• [Exercise] Having found the line that contains "Enumerate this screenshot's", please retype only it and every line after it up to the end of the entries, exactly as written.

------ Information

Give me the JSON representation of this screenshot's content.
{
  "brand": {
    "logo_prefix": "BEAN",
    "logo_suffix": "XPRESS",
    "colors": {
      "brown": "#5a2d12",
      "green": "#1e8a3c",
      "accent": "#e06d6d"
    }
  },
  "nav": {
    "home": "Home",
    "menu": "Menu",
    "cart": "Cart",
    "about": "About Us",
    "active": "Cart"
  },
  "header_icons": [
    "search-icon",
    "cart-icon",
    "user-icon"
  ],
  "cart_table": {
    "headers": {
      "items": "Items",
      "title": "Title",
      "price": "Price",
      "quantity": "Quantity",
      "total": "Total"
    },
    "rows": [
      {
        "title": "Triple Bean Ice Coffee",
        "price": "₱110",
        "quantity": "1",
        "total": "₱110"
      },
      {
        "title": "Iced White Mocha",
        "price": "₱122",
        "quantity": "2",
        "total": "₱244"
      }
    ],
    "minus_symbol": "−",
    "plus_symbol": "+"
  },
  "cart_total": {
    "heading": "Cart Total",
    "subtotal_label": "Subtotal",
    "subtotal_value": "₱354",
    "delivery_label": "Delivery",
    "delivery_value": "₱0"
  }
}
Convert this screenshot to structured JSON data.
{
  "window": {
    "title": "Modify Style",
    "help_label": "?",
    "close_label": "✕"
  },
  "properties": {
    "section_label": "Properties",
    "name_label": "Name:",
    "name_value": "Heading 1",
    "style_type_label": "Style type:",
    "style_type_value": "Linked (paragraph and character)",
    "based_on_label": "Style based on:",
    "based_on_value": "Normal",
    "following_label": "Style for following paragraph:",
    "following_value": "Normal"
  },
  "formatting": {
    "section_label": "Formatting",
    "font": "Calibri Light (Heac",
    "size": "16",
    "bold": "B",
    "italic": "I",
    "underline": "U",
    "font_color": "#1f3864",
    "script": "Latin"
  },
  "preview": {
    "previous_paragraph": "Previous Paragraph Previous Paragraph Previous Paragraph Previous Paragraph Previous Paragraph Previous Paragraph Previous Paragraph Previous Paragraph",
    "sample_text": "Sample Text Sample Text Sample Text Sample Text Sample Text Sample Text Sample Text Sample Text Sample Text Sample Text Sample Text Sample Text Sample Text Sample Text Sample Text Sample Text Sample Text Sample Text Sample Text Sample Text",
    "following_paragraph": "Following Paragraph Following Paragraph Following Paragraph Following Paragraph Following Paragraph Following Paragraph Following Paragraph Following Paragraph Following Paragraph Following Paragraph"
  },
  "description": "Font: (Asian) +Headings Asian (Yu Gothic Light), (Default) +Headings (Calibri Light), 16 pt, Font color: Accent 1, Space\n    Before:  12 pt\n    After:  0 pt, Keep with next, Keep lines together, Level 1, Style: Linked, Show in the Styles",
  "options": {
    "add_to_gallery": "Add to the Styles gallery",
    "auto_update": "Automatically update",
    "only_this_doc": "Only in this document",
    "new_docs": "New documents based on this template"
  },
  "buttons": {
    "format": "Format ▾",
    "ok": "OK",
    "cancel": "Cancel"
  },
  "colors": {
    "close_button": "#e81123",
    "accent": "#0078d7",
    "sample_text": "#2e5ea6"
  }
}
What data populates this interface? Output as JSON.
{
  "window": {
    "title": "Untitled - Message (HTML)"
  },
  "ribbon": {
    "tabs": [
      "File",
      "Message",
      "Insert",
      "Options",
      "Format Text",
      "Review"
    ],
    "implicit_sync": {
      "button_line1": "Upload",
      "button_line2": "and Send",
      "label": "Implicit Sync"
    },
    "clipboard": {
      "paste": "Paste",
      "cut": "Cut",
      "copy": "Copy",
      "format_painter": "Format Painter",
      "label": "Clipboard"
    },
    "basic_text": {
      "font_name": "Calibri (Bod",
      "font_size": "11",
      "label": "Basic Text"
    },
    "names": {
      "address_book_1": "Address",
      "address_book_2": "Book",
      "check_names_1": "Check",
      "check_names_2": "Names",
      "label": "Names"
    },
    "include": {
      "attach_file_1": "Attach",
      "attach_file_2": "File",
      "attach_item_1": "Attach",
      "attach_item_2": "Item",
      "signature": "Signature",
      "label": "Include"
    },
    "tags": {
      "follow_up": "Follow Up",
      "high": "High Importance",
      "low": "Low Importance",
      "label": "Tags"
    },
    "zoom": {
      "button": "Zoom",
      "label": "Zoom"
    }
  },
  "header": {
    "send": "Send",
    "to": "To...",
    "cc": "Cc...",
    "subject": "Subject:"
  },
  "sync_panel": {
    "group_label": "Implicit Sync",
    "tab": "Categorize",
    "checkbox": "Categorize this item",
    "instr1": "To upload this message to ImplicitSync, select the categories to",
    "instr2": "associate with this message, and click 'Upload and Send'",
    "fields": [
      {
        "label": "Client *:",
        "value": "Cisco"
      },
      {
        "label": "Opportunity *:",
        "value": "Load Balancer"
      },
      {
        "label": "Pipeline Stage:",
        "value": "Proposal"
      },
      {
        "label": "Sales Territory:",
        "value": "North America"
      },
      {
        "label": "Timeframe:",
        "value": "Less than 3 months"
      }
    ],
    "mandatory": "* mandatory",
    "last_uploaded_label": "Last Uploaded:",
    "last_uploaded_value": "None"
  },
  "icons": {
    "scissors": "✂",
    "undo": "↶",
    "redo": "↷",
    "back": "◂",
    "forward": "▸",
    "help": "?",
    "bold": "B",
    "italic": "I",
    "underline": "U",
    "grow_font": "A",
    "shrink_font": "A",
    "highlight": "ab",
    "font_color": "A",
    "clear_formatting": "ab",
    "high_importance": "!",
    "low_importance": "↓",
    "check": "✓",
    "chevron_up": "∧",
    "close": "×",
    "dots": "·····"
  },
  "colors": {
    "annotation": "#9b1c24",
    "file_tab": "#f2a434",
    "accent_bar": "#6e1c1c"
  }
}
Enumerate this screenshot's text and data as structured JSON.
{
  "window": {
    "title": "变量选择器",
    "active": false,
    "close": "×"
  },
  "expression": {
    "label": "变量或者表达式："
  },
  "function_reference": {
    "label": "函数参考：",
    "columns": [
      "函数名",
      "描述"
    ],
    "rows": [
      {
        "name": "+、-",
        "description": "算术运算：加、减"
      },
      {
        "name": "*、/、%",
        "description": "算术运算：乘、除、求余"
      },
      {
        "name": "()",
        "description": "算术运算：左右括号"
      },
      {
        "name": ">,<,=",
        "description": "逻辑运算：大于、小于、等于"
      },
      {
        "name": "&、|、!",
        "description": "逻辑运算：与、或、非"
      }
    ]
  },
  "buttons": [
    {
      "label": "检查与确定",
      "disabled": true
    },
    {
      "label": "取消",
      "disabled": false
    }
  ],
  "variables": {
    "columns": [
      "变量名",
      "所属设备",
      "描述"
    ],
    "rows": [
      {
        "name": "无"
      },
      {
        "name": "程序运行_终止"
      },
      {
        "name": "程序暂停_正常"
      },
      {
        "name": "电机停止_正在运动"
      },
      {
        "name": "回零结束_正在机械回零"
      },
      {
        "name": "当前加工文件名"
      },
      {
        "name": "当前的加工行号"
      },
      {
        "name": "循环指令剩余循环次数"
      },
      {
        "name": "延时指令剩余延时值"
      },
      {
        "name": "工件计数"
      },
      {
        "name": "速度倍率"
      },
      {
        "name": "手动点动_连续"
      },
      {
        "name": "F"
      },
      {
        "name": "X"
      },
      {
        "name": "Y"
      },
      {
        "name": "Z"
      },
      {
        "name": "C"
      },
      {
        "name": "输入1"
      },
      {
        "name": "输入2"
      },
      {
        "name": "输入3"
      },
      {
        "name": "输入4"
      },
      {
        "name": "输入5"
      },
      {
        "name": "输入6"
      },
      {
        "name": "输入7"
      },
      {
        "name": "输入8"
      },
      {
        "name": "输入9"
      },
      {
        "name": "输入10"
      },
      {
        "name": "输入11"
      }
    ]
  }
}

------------

• [Response to the task]
Enumerate this screenshot's text and data as structured JSON.
{
  "window": {
    "title": "变量选择器",
    "active": false,
    "close": "×"
  },
  "expression": {
    "label": "变量或者表达式："
  },
  "function_reference": {
    "label": "函数参考：",
    "columns": [
      "函数名",
      "描述"
    ],
    "rows": [
      {
        "name": "+、-",
        "description": "算术运算：加、减"
      },
      {
        "name": "*、/、%",
        "description": "算术运算：乘、除、求余"
      },
      {
        "name": "()",
        "description": "算术运算：左右括号"
      },
      {
        "name": ">,<,=",
        "description": "逻辑运算：大于、小于、等于"
      },
      {
        "name": "&、|、!",
        "description": "逻辑运算：与、或、非"
      }
    ]
  },
  "buttons": [
    {
      "label": "检查与确定",
      "disabled": true
    },
    {
      "label": "取消",
      "disabled": false
    }
  ],
  "variables": {
    "columns": [
      "变量名",
      "所属设备",
      "描述"
    ],
    "rows": [
      {
        "name": "无"
      },
      {
        "name": "程序运行_终止"
      },
      {
        "name": "程序暂停_正常"
      },
      {
        "name": "电机停止_正在运动"
      },
      {
        "name": "回零结束_正在机械回零"
      },
      {
        "name": "当前加工文件名"
      },
      {
        "name": "当前的加工行号"
      },
      {
        "name": "循环指令剩余循环次数"
      },
      {
        "name": "延时指令剩余延时值"
      },
      {
        "name": "工件计数"
      },
      {
        "name": "速度倍率"
      },
      {
        "name": "手动点动_连续"
      },
      {
        "name": "F"
      },
      {
        "name": "X"
      },
      {
        "name": "Y"
      },
      {
        "name": "Z"
      },
      {
        "name": "C"
      },
      {
        "name": "输入1"
      },
      {
        "name": "输入2"
      },
      {
        "name": "输入3"
      },
      {
        "name": "输入4"
      },
      {
        "name": "输入5"
      },
      {
        "name": "输入6"
      },
      {
        "name": "输入7"
      },
      {
        "name": "输入8"
      },
      {
        "name": "输入9"
      },
      {
        "name": "输入10"
      },
      {
        "name": "输入11"
      }
    ]
  }
}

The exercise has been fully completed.